Vancouver, BC has been hard at work improving its bicycling infrastructure to encourage more bicyclists. Their efforts have included completing the Carrall Street Greenway, a short trail that connects False Creek with Burrard Inlet. At first I thought this seemed like a rather minor accomplishment. Then I realized that it completed the loop created by the Seaside Greenway that encircles much of downtown and includes Stanley Park’s famous seawall trail. Then I looked at the city’s website only to discover a fantastic web of Greenways built, under construction, or planned across the city of Vancouver. When completed there will be sixteen routes totaling eighty-seven miles, many of which would be classified as Class I bike paths in Thurston County. 

I love the fact that Thurston County has the Chehalis Western, Woodland, and Yelm-Tenino trails but I don’t understand why there aren’t plans for more greenways other than the Gate-Belmore Trail, especially considering how much more affordable bicycle trails are than building new roads. But really, the most important greenways are those that connect the urban areas. We need to have Olympia, Lacey, and Tumwater connected in a much more bike-friendly manner. Thank god we have the wonderful bicycling map we have. 

Another advantage that Vancouverites have that we don’t down here in Thurston County are those new-fangled cyclist signal buttons at busy intersections. How nice would it be for novice riders not to feel like they have to play chicken with the rest of traffic because the traffic signals are too archaic to detect their chosen mode of transportation? “All you Suburbans, Hummers, and Priuses! STOP! It is my turn to make my way safely through this intersection!” I would love to feel like I had the power of the law on my side to let me pass through a busy intersection.
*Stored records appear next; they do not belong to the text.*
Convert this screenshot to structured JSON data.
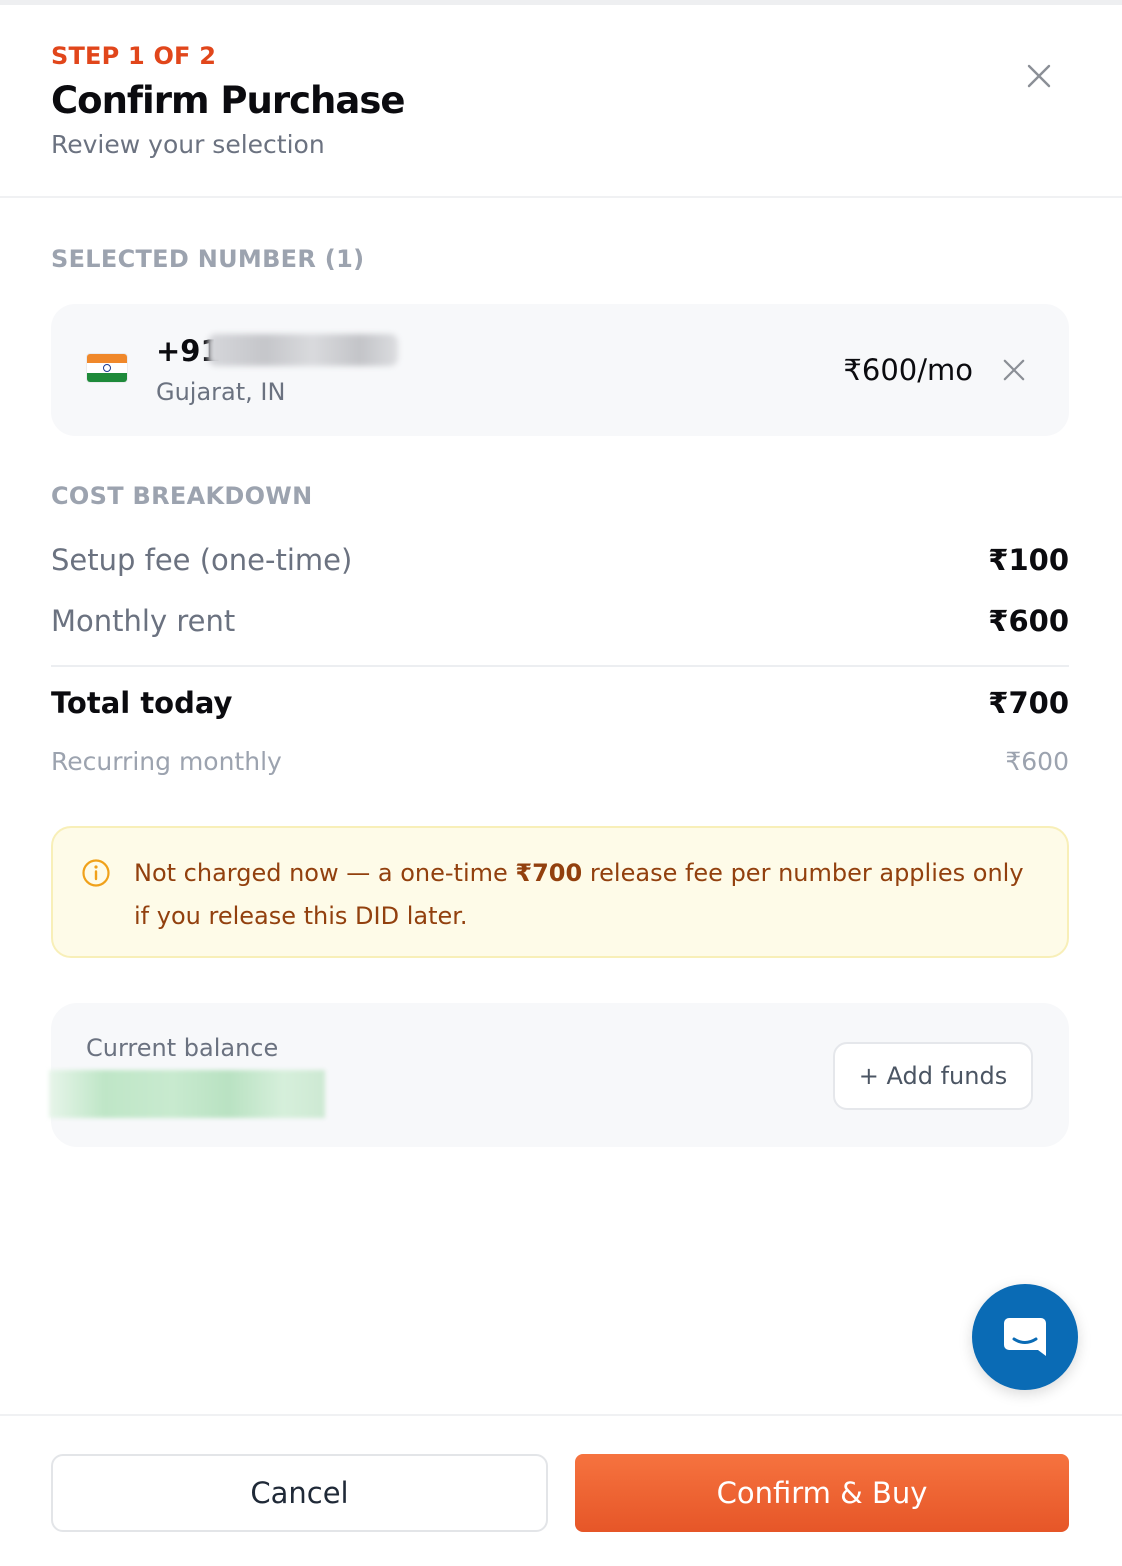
{
  "header": {
    "step": "STEP 1 OF 2",
    "title": "Confirm Purchase",
    "subtitle": "Review your selection",
    "close_icon": "close-icon"
  },
  "selected": {
    "section_label": "SELECTED NUMBER (1)",
    "number": {
      "flag_icon": "india-flag-icon",
      "prefix": "+91",
      "region": "Gujarat, IN",
      "price": "₹600/mo",
      "remove_icon": "close-icon"
    }
  },
  "cost": {
    "section_label": "COST BREAKDOWN",
    "rows": [
      {
        "label": "Setup fee (one-time)",
        "value": "₹100"
      },
      {
        "label": "Monthly rent",
        "value": "₹600"
      }
    ],
    "total": {
      "label": "Total today",
      "value": "₹700"
    },
    "recurring": {
      "label": "Recurring monthly",
      "value": "₹600"
    }
  },
  "notice": {
    "icon": "info-icon",
    "text_before": "Not charged now — a one-time ",
    "amount": "₹700",
    "text_after": " release fee per number applies only if you release this DID later."
  },
  "balance": {
    "label": "Current balance",
    "add_funds_label": "+ Add funds"
  },
  "chat": {
    "icon": "chat-icon"
  },
  "footer": {
    "cancel_label": "Cancel",
    "confirm_label": "Confirm & Buy"
  },
  "colors": {
    "accent": "#e1461b",
    "confirm": "#ee5f31",
    "notice_bg": "#fefbe8",
    "notice_text": "#92400e",
    "chat": "#0a6bb5"
  }
}
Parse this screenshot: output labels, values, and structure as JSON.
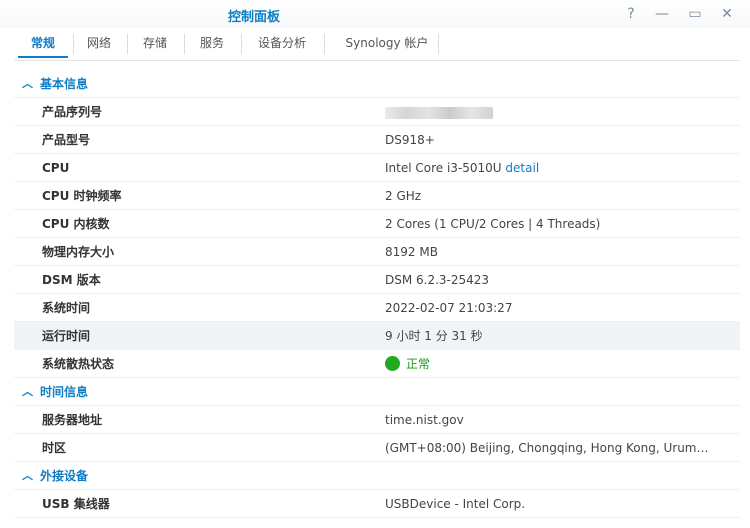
{
  "window": {
    "title": "控制面板"
  },
  "tabs": [
    "常规",
    "网络",
    "存储",
    "服务",
    "设备分析",
    "Synology 帐户"
  ],
  "sections": {
    "basic": {
      "title": "基本信息",
      "rows": [
        {
          "key": "产品序列号",
          "value": ""
        },
        {
          "key": "产品型号",
          "value": "DS918+"
        },
        {
          "key": "CPU",
          "value": "Intel Core i3-5010U",
          "link": "detail"
        },
        {
          "key": "CPU 时钟频率",
          "value": "2 GHz"
        },
        {
          "key": "CPU 内核数",
          "value": "2 Cores (1 CPU/2 Cores | 4 Threads)"
        },
        {
          "key": "物理内存大小",
          "value": "8192 MB"
        },
        {
          "key": "DSM 版本",
          "value": "DSM 6.2.3-25423"
        },
        {
          "key": "系统时间",
          "value": "2022-02-07 21:03:27"
        },
        {
          "key": "运行时间",
          "value": "9 小时 1 分 31 秒"
        },
        {
          "key": "系统散热状态",
          "value": "正常",
          "status_color": "#1faa1f"
        }
      ]
    },
    "time": {
      "title": "时间信息",
      "rows": [
        {
          "key": "服务器地址",
          "value": "time.nist.gov"
        },
        {
          "key": "时区",
          "value": "(GMT+08:00) Beijing, Chongqing, Hong Kong, Urum…"
        }
      ]
    },
    "external": {
      "title": "外接设备",
      "rows": [
        {
          "key": "USB 集线器",
          "value": "USBDevice - Intel Corp."
        }
      ]
    }
  },
  "colors": {
    "accent": "#0f7ec4",
    "ok": "#1faa1f"
  }
}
Of course this requires us to assume that no one has any intention of building a safe and serene greenway nearby.

In 2005 the city of Vancouver set for itself the lofty goal of having 10% of its citizenry commuting by bicycle in 2010. With a year to go, they only have 3.7% of the city commuting by bicycle. But this makes me wonder how many people are commuting on foot. With all those skinny condo towers in downtown Vancouver I would think they would have a decently high percentage of the town walking to work, but I’m probably mistaken. That said, in four neighborhoods (Point Grey, Kitsilano, South Cambie, and Grandview-Woodlands) 11% of their residents are currently commuting to work by bicycle, so that’s pretty cool. As of 2005 just 2.1% of Thurston County commuted to work by bicycle while 1.9% commuted on foot. I pray that those numbers have risen in the last three years, because that’s pitiful, especially when only 4.0% took the bus. 
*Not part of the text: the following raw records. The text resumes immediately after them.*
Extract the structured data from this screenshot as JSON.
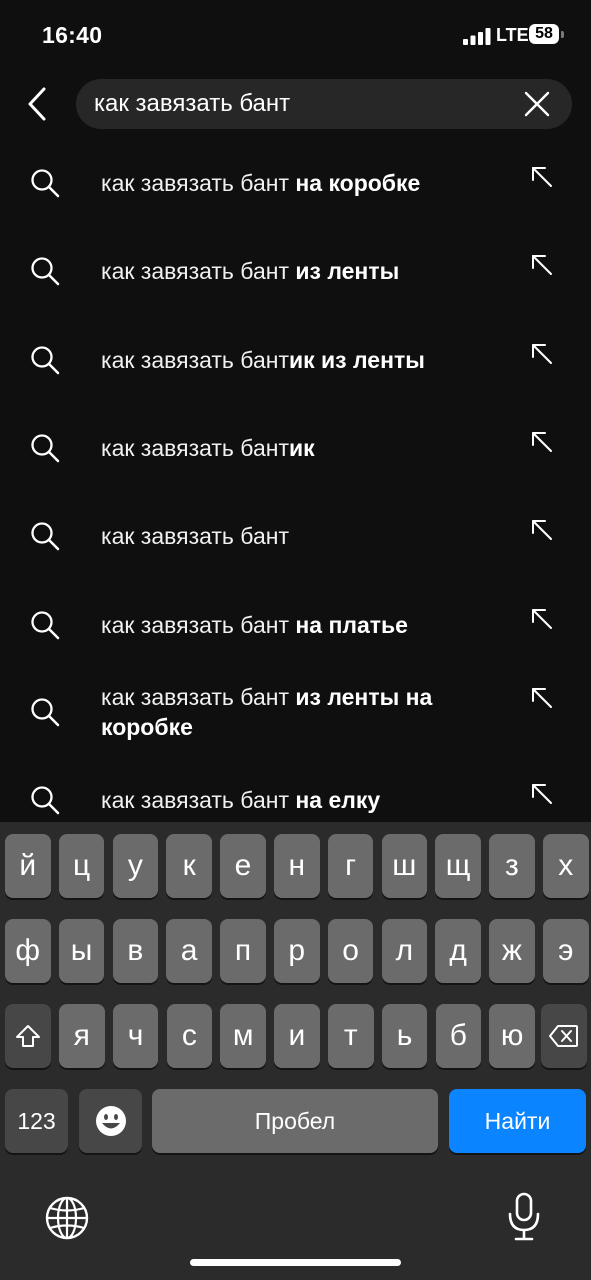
{
  "status_bar": {
    "time": "16:40",
    "network": "LTE",
    "battery": "58"
  },
  "search": {
    "query": "как завязать бант",
    "back_icon": "chevron-left-icon",
    "clear_icon": "close-icon"
  },
  "suggestions": [
    {
      "prefix": "как завязать бант",
      "completion": " на коробке"
    },
    {
      "prefix": "как завязать бант",
      "completion": " из ленты"
    },
    {
      "prefix": "как завязать бант",
      "completion": "ик из ленты"
    },
    {
      "prefix": "как завязать бант",
      "completion": "ик"
    },
    {
      "prefix": "как завязать бант",
      "completion": ""
    },
    {
      "prefix": "как завязать бант",
      "completion": " на платье"
    },
    {
      "prefix": "как завязать бант",
      "completion": " из ленты на коробке"
    },
    {
      "prefix": "как завязать бант",
      "completion": " на елку"
    }
  ],
  "keyboard": {
    "row1": [
      "й",
      "ц",
      "у",
      "к",
      "е",
      "н",
      "г",
      "ш",
      "щ",
      "з",
      "х"
    ],
    "row2": [
      "ф",
      "ы",
      "в",
      "а",
      "п",
      "р",
      "о",
      "л",
      "д",
      "ж",
      "э"
    ],
    "row3": [
      "я",
      "ч",
      "с",
      "м",
      "и",
      "т",
      "ь",
      "б",
      "ю"
    ],
    "numbers_label": "123",
    "space_label": "Пробел",
    "go_label": "Найти",
    "icons": {
      "shift": "shift-icon",
      "delete": "backspace-icon",
      "emoji": "emoji-icon",
      "globe": "globe-icon",
      "mic": "microphone-icon"
    },
    "go_color": "#0a84ff"
  }
}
Interestingly, during Vancouver’s Bike to Work Week last year 3% of the participants had 60 kilometer (37 mile) roundtrip commutes. What would that mean in Thurston County? That would mean commuting from Bucoda to the State Capital (37.4 miles, roundtrip), Yelm to the State Capital (31 miles, roundtrip), or Rainier to Rochester (41.2 miles, roundtrip). What a wild world we would live in if people were making those commutes here. But then, maybe they are and I just don’t have the relevant information. 
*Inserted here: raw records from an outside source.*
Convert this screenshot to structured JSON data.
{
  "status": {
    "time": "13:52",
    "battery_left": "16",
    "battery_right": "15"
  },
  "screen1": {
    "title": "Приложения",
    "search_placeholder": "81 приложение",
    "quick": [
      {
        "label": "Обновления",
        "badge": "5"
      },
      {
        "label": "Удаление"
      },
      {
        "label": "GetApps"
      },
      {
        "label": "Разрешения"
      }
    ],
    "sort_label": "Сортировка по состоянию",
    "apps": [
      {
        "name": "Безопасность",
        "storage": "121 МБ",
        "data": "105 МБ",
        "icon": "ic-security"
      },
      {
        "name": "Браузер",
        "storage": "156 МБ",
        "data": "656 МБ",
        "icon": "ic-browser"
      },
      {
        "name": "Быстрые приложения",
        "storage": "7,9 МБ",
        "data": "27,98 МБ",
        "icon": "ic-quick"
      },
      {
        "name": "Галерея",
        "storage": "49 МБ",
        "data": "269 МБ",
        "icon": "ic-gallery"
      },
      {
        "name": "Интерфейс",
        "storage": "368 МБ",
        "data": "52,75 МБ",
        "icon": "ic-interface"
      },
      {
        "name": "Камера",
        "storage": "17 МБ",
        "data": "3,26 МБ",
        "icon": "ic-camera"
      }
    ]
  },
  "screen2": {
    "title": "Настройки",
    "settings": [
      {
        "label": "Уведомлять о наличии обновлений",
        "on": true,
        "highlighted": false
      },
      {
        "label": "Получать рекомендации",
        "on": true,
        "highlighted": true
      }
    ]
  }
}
The last thing I want to mention is the last thing they mentioned in the article: there is safety in numbers! The more people ride, the more people will ride. I suppose that was an ideal of Critical Mass, once upon a time. If more than 2.1% of Thurston County would get out on a bicycle to commute, people would stop looking at it as a fringe/hippie habit. People wouldn’t have to be afraid of riding alone, in isolation. They could feel that communal spirit of participating in something. Sadly, this must be why they all hop behind the wheel: there are so many other people doing it, they get to participate in that great community of commuters, but in a most destructive manner.